HOUSE is great and I've got a lot respect for its writers. I believe you actually have to know medicine to write it. To me, anyway, no episode has ever read as if the technical crap was just dressing. To the contrary, knowledge of it drives the action as much or more than the soap opera relationships happening around events.

MEDIUM, however, is a show I prefer because it is actually a show about the social change that has occured in the two income household throughout America. Allison Dubois has all the responsibilities usually associated with the male's role in the house. She has the star job. She protects her family. She provides leadership.

While her husband, a rocket scientist, is almost always a step behind. If not more.

Yet no one is dumb. And more to the point, despite the absurdity of the hook, the show balances the right amount of skepticism and evidence to be something you can swallow. (Most of the time.)

So which one am I going to try my hand at first?

MEDIUM, of course.

Plus Arquette looks eerie.

And eerie is always good.

NEXT: I take a UCLA extension course for Dramatic Writing and start an outline. OOOF.


Mark said...

Yeah, I've never gotten the excessive celebration for bad old television shows either. For years I never watched television at all, which is why I've been surprised to discover in recent years how many shows there are that I actually like.

It was Netflix that did it. I've never liked having to commit to watching a certain show at a certain time with mind-numbing commercials. But as people started to really talk about different shows, I gave them a try on disc and now enjoy making my way through entire series (currently, I'm working on Six Feet Under).

It's pretty shocking to me, actually, and I still feel somewhat weird about it.

malachy walsh said...

Seeing a whole season really is the way to do it.

What's particularly shocking to me is how good television has gotten as a result of The Sopranos - I mean, love it or hate it, it has completely changed the landscape and range of material available to writers for exploration.

Obviously, I love the HBO shows (The Wire, Rome, etc).

Then there's HUFF and DEXTER. Man.

The networks have a harder row to hoe since their audience is much larger and thus the shows have to please more people at once with less offense.

Still, among them is greatness: Friday Night Lights would be my arguement for for that - a drama with a huge social panorama to draw from and drill into with high stakes.

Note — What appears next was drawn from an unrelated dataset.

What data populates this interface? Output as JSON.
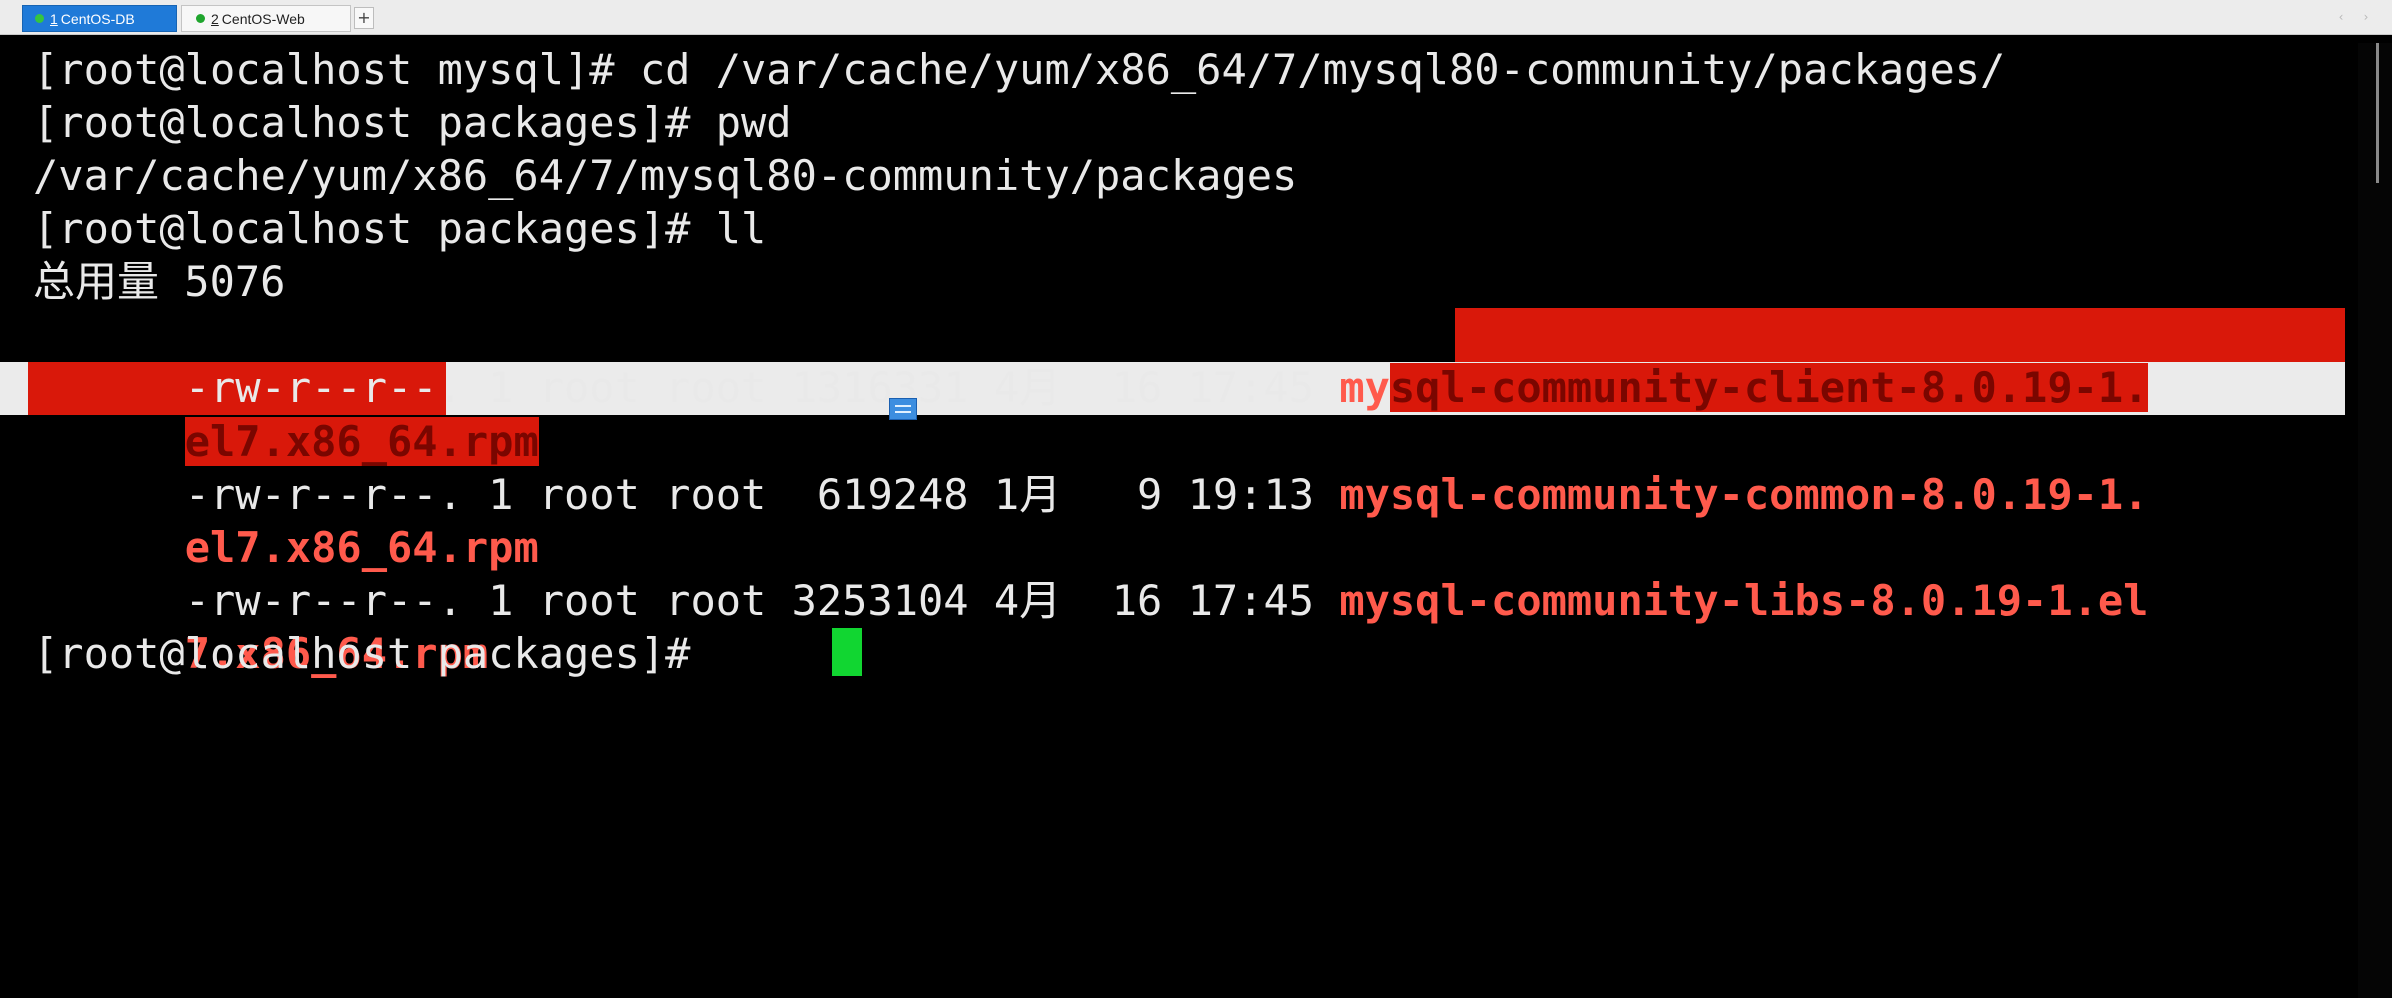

I like too that it isn't in a court of law or a hospital.

Heroes is very interesting as well. And as much as I hate to admit it, the first year of LOST is amazing.

That's what I think anyway.

joe said...

you know i love the MEDIUM. i can't help it. i just do.

and i love the idea of tv. i just wish that it was used to its fullest potential.

Jeff said...

Malachy, I totally agree that the TV shows of yore sucked hard (the Trek excepted, of course) compared to today's offerings. I love The Wire, Sopranos, Six Feet Under, even Entourage is pretty good. I'm also a big fan of Battlestar Galactica and I LOVED Firefly. Even reality TV has my attention with shows like Idol and Top Chef. I confess I have not watched Medium or Friday Night Lights. I'll have to check 'em out. Quick thought: could you combine your love of movies and their cleaner canvass with TV's lower barriers and write a pilot for a new series? For my money, the world is woefully short of good sci-fi, which seems absurd given technology's rise in our culture.

Malachy Walsh said...

Jeff -

I'd love to write a pilot - and I'm working up a few ideas now. But none of them are for sci-fi's. Though I read a lot of sci-fi when I was a kid, I didn't keep up with it when I got older...

Too bad. Those things seem to get made.